Nitpicking this may be, but I’m not entirely sure that Mark Paytress’s 2014 booklet essays are an improvement on the 2004 versions (I’d swear they’re shorter on content and word-count, though that may be just a deception, an illusion fostered by the plethora of photos accompanying the text). And I wonder whether the proverbial farthing-of-tar that perhaps slightly spoils the ship for hardcore fans lies in the omission of some key recording details and in the inevitable comparisons between individual takes compiled. On My People Were Fair…, there are just two discrepancies: the bonus cut of Chateau In Virginia Waters is a different take to that on the 2004 edition, while the new edition shifts take 2 of Debora (notable for its cleaner, non-fadeout ending) over to Prophets’ second disc. The 2014 edition of Prophets… omits the take of One Inch Rock that came with the 2004 edition, which sports a different ending.
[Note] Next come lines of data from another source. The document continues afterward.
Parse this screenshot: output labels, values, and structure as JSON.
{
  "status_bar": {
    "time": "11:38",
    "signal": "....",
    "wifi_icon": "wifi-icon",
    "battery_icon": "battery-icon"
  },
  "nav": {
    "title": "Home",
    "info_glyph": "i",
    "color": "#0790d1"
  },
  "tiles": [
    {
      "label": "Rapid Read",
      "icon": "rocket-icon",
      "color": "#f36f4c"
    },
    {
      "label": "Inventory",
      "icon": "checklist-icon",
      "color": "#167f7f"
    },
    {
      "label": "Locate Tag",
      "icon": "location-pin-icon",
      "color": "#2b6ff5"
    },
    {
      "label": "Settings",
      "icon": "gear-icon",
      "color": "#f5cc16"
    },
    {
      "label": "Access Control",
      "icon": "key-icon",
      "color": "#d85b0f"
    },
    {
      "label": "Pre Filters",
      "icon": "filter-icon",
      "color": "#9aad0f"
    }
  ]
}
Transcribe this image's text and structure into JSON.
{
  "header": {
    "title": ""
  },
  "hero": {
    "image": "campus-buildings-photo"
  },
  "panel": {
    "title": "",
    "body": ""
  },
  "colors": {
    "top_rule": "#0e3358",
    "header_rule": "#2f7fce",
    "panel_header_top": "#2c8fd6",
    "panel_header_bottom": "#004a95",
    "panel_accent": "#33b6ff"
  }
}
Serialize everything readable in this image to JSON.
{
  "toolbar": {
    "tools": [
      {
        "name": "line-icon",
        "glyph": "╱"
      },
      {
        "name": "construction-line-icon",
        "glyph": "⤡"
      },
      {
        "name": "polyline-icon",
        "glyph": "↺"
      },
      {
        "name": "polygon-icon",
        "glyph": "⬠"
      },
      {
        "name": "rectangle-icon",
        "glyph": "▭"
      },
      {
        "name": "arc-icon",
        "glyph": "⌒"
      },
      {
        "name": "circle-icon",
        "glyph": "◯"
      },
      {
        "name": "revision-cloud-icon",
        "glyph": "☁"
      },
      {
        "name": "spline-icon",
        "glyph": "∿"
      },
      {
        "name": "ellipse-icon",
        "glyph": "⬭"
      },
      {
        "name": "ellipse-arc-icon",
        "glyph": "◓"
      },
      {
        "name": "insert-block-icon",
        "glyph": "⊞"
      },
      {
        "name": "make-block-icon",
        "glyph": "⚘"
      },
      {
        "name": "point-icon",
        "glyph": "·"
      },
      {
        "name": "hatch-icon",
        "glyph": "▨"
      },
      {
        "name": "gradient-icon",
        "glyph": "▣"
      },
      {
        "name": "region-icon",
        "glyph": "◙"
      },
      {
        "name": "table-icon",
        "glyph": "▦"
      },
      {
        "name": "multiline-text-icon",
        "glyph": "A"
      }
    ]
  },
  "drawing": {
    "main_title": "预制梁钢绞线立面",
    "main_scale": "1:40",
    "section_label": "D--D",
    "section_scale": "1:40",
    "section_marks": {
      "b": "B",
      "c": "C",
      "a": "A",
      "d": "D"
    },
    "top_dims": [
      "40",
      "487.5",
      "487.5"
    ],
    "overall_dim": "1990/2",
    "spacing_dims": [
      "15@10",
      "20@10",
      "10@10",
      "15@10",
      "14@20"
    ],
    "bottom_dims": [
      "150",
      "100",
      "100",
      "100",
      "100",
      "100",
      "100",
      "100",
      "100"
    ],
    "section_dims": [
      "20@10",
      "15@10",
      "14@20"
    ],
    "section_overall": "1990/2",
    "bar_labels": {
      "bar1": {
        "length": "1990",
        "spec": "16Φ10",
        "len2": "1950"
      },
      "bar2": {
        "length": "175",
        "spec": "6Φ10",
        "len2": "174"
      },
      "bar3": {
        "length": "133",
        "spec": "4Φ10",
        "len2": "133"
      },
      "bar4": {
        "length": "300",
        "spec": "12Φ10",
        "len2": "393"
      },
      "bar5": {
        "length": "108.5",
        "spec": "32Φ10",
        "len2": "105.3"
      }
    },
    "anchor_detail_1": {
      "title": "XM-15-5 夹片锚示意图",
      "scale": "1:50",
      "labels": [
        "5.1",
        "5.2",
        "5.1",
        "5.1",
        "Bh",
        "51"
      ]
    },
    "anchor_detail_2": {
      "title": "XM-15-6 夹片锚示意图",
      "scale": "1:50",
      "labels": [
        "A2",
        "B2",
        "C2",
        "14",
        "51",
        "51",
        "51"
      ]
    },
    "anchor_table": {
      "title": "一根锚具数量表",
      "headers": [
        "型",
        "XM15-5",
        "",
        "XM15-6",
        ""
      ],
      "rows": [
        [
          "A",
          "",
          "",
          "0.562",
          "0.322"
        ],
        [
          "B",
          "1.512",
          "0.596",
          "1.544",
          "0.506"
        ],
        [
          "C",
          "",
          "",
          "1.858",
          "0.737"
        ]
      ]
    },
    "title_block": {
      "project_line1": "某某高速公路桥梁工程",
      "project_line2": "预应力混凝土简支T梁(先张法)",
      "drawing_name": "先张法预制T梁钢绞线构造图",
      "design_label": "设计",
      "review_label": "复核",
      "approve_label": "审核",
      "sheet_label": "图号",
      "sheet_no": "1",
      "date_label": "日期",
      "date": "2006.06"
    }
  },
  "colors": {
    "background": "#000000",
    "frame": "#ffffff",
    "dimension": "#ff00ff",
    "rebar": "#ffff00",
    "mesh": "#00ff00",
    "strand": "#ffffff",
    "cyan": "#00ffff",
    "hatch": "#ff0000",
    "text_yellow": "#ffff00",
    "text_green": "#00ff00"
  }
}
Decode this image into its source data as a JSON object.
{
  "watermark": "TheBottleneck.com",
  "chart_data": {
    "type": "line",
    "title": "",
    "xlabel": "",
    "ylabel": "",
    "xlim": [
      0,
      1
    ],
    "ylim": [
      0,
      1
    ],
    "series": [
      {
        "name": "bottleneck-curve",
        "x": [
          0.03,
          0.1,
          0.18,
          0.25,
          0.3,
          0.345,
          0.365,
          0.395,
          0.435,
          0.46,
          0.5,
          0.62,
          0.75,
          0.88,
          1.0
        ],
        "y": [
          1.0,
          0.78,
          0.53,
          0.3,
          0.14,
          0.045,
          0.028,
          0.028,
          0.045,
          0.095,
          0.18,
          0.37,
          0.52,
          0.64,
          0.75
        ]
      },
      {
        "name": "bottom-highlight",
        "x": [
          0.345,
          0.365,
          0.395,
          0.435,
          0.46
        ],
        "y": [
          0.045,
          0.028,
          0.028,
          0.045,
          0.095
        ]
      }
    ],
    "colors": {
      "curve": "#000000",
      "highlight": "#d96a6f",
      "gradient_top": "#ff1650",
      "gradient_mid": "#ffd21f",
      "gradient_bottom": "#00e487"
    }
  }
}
But it’s with Unicorn where the situation is at its most confounding, for the credits omit the detail regarding the provenance of no fewer than seven tracks on the first disc and only one out of the dozen alternate takes from the 2004 edition is common to the 2014 set, a circumstance which only careful scrutiny reveals. And while on the subject of completeness, well I’d like to’ve seen the lyrics reproduced for the handful of songs not on the original albums. But in every other respect, though, these new editions are both handsome and pretty much definitive, and likely the most desirable ones to have residing permanently in your collection. Indeed, the new editions are unquestionably worth buying even if you already bought the 2004 counterparts, although devotees will want to hang onto the 2004 incarnation of Unicorn especially for its bewildering plethora of variant alternate takes.
Review by: David Kidman
My People Were Fair And Had Sky In Their Hair (Not Deluxe Version)